I don’t usually post right after something comes out. You know, there’s a lot of new stuff or updates every week and a busy man like myself has no time to check everything out. But today it’s a little big different. Yesterday Dune Dynasty was released by PtitSeb, and this is so good I had to talk about it. Yes, immediately.
Dune II is probably the first ever RTS (real-time-Strategy) game ever invented on computers in the early 90s. It was the predecessor for many high profile games like Command & Conquer or Total Annihilation. Yet it still remained one of the very best RTS made so far, because the world was so very well tied up together with the gameplay itself. The game is loosely based on the Dune novels, bur rather uses them as a background to simulate a full scale war between three factions, the Harkonnens, the Atreides and the Ordos.
But enough said. Dune II is so famous and well known that there is no need to spend so much time remembering the past here. What we have right now in our hands, however, is a remake of the Dune II engine called Dune Dynasty, using the Allegro 5 game library. While we used to have a port of the OpenDune engine in last year (2012), it was not very well supported, especially on the sound level: the music was slow and prone to disruption is the best way to say it. Sadly, music is one of the best elements in Dune II, since the game features dynamic changes depending on the action on screen. While the quality was poor at the time (AdLib) the tracks were memorable and got your adrenaline up at the right time.
This Dune Dynasty port is, however, perfect. The music works just like it should, and everything is smooth even at 600 Mhz. The engine remake adds many new features, like reduced icons for the build menu to maximize the action on screen, and practical stuff such as selection of multiple units at once. This is something that Dune II really lacked at the time, especially when you had dozens of units to control and micromanage on screen. On top of that, you get several levels of zoom that you can activate wih A or B button.
It plays awesomely well on the Pandora. This is probably the best part, since it’s so easy to move your finger from one button to the other and react in no time. It just WORKS and you will soon forget the controls to dive completely in the game. Here’s a short video, by the way, of me playing the Harkonnens against the Ordos.

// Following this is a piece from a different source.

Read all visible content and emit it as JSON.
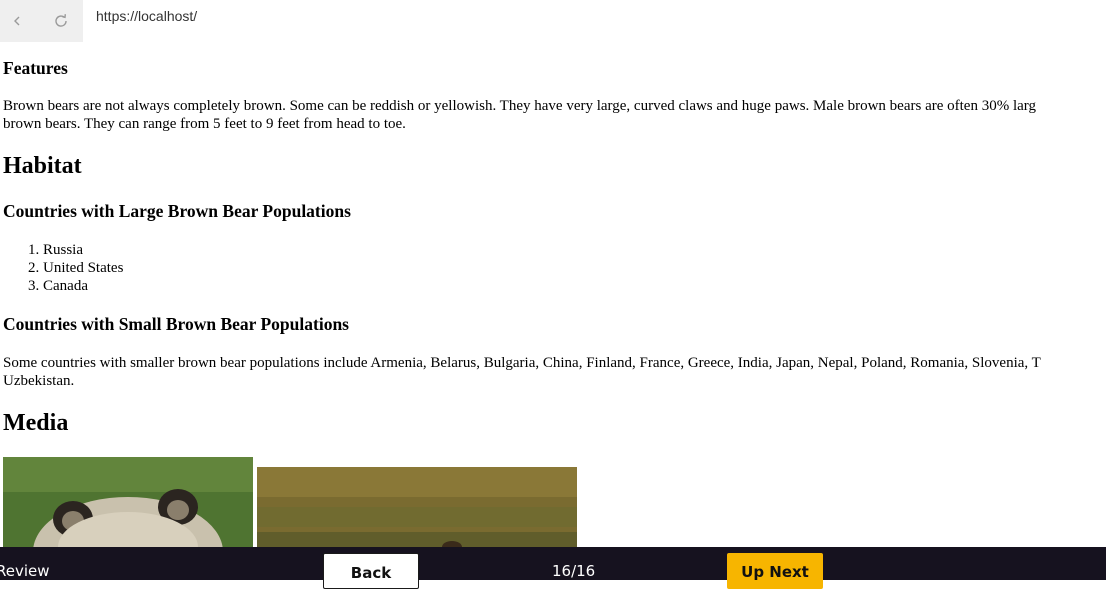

So you know what to do. Just grab the PND from the repo or through PNDManager. And that’s it. You do not even need to worry about getting the Dune II game files since the installer will get them for you automatically (thanks Milkshake (edited) and thanks Westwood for making the game freeware). So in no time you will be playing again one of the best games of the 90s, in the palm of your hands, without any pain.
And it will be up to you to make the Spice Flow.